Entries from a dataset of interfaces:
# # # #

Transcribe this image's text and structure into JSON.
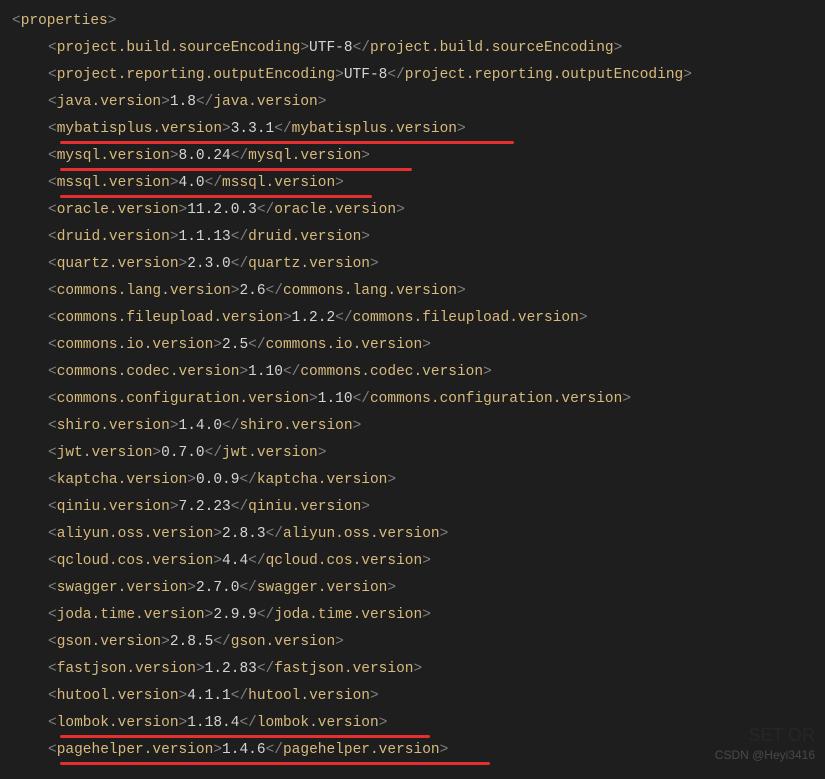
{
  "root_tag": "properties",
  "properties": [
    {
      "key": "project.build.sourceEncoding",
      "value": "UTF-8",
      "underline": false
    },
    {
      "key": "project.reporting.outputEncoding",
      "value": "UTF-8",
      "underline": false
    },
    {
      "key": "java.version",
      "value": "1.8",
      "underline": false
    },
    {
      "key": "mybatisplus.version",
      "value": "3.3.1",
      "underline": true,
      "u_start": 48,
      "u_end": 502
    },
    {
      "key": "mysql.version",
      "value": "8.0.24",
      "underline": true,
      "u_start": 48,
      "u_end": 400
    },
    {
      "key": "mssql.version",
      "value": "4.0",
      "underline": true,
      "u_start": 48,
      "u_end": 360
    },
    {
      "key": "oracle.version",
      "value": "11.2.0.3",
      "underline": false
    },
    {
      "key": "druid.version",
      "value": "1.1.13",
      "underline": false
    },
    {
      "key": "quartz.version",
      "value": "2.3.0",
      "underline": false
    },
    {
      "key": "commons.lang.version",
      "value": "2.6",
      "underline": false
    },
    {
      "key": "commons.fileupload.version",
      "value": "1.2.2",
      "underline": false
    },
    {
      "key": "commons.io.version",
      "value": "2.5",
      "underline": false
    },
    {
      "key": "commons.codec.version",
      "value": "1.10",
      "underline": false
    },
    {
      "key": "commons.configuration.version",
      "value": "1.10",
      "underline": false
    },
    {
      "key": "shiro.version",
      "value": "1.4.0",
      "underline": false
    },
    {
      "key": "jwt.version",
      "value": "0.7.0",
      "underline": false
    },
    {
      "key": "kaptcha.version",
      "value": "0.0.9",
      "underline": false
    },
    {
      "key": "qiniu.version",
      "value": "7.2.23",
      "underline": false
    },
    {
      "key": "aliyun.oss.version",
      "value": "2.8.3",
      "underline": false
    },
    {
      "key": "qcloud.cos.version",
      "value": "4.4",
      "underline": false
    },
    {
      "key": "swagger.version",
      "value": "2.7.0",
      "underline": false
    },
    {
      "key": "joda.time.version",
      "value": "2.9.9",
      "underline": false
    },
    {
      "key": "gson.version",
      "value": "2.8.5",
      "underline": false
    },
    {
      "key": "fastjson.version",
      "value": "1.2.83",
      "underline": false
    },
    {
      "key": "hutool.version",
      "value": "4.1.1",
      "underline": false
    },
    {
      "key": "lombok.version",
      "value": "1.18.4",
      "underline": true,
      "u_start": 48,
      "u_end": 418
    },
    {
      "key": "pagehelper.version",
      "value": "1.4.6",
      "underline": true,
      "u_start": 48,
      "u_end": 478
    }
  ],
  "watermark": "CSDN @Heyi3416",
  "watermark_bg": "SET OR"
}
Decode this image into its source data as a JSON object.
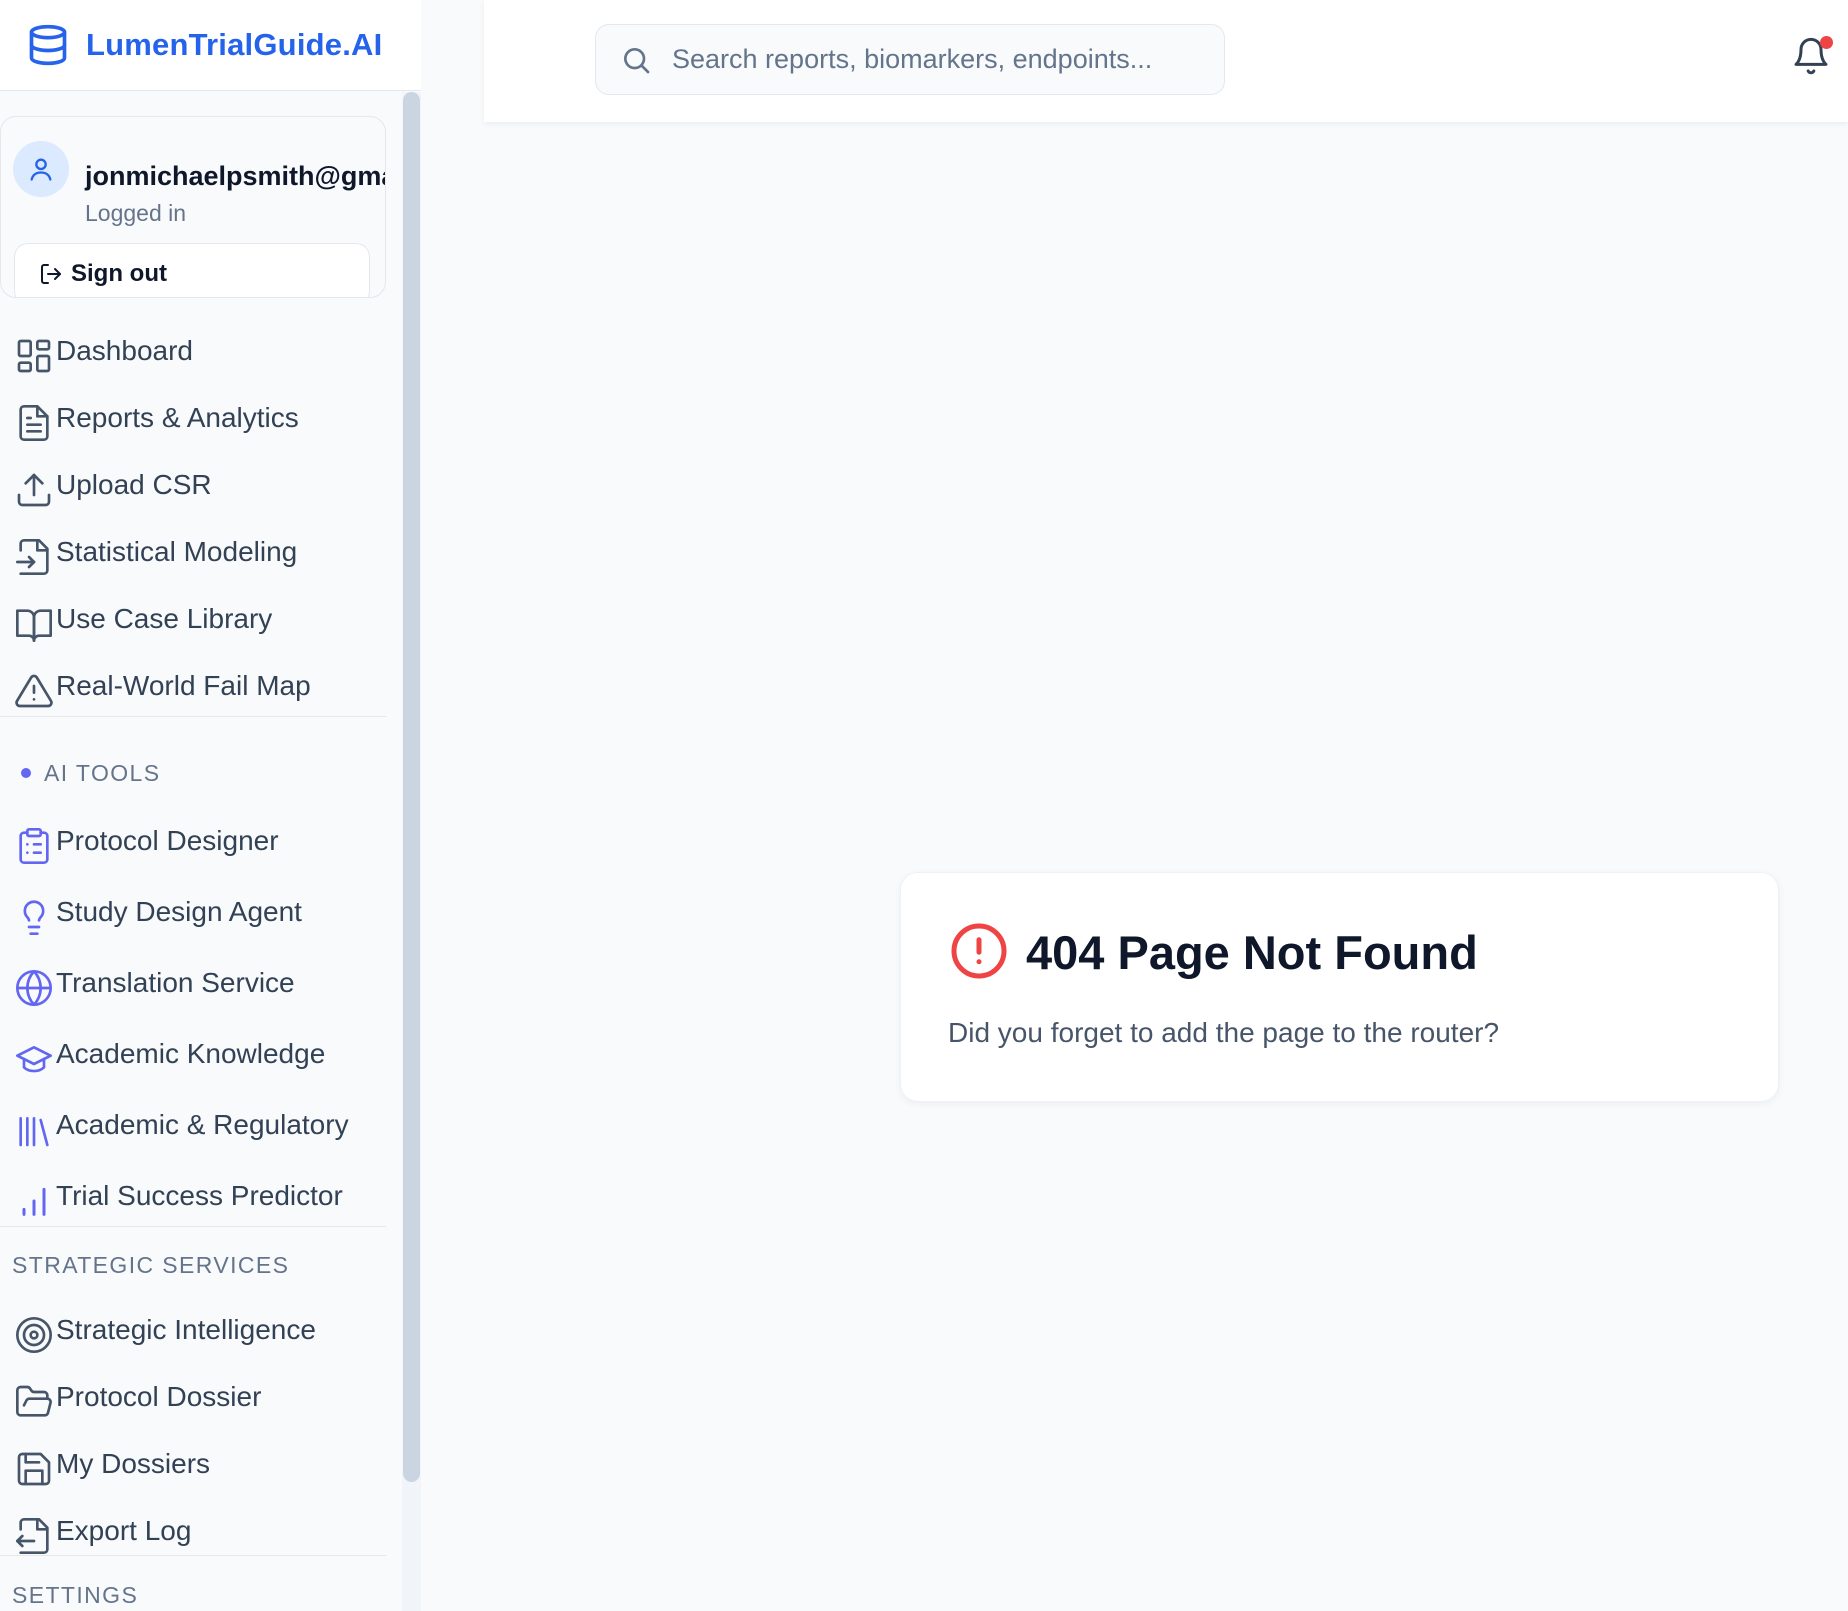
{
  "app": {
    "brand_name": "LumenTrialGuide.AI",
    "icon": "database-icon",
    "brand_color": "#2563eb"
  },
  "user": {
    "email": "jonmichaelpsmith@gmail",
    "status": "Logged in",
    "sign_out_label": "Sign out"
  },
  "nav": {
    "main": [
      {
        "label": "Dashboard",
        "icon": "layout-grid-icon"
      },
      {
        "label": "Reports & Analytics",
        "icon": "file-text-icon"
      },
      {
        "label": "Upload CSR",
        "icon": "upload-icon"
      },
      {
        "label": "Statistical Modeling",
        "icon": "file-input-icon"
      },
      {
        "label": "Use Case Library",
        "icon": "book-open-icon"
      },
      {
        "label": "Real-World Fail Map",
        "icon": "alert-triangle-icon"
      }
    ],
    "ai_tools_label": "AI TOOLS",
    "ai_tools": [
      {
        "label": "Protocol Designer",
        "icon": "clipboard-list-icon"
      },
      {
        "label": "Study Design Agent",
        "icon": "lightbulb-icon"
      },
      {
        "label": "Translation Service",
        "icon": "globe-icon"
      },
      {
        "label": "Academic Knowledge",
        "icon": "graduation-cap-icon"
      },
      {
        "label": "Academic & Regulatory",
        "icon": "library-icon"
      },
      {
        "label": "Trial Success Predictor",
        "icon": "bar-chart-icon"
      }
    ],
    "strategic_label": "STRATEGIC SERVICES",
    "strategic": [
      {
        "label": "Strategic Intelligence",
        "icon": "target-icon"
      },
      {
        "label": "Protocol Dossier",
        "icon": "folder-open-icon"
      },
      {
        "label": "My Dossiers",
        "icon": "save-icon"
      },
      {
        "label": "Export Log",
        "icon": "file-export-icon"
      }
    ],
    "settings_label": "SETTINGS"
  },
  "header": {
    "search_placeholder": "Search reports, biomarkers, endpoints...",
    "notification_icon": "bell-icon",
    "notification_dot_color": "#ef4444"
  },
  "error": {
    "title": "404 Page Not Found",
    "message": "Did you forget to add the page to the router?",
    "icon": "alert-circle-icon",
    "icon_color": "#ef4444"
  }
}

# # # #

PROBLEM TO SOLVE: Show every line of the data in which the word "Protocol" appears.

RESULT:
        "label": "Protocol Designer",
        "label": "Protocol Dossier",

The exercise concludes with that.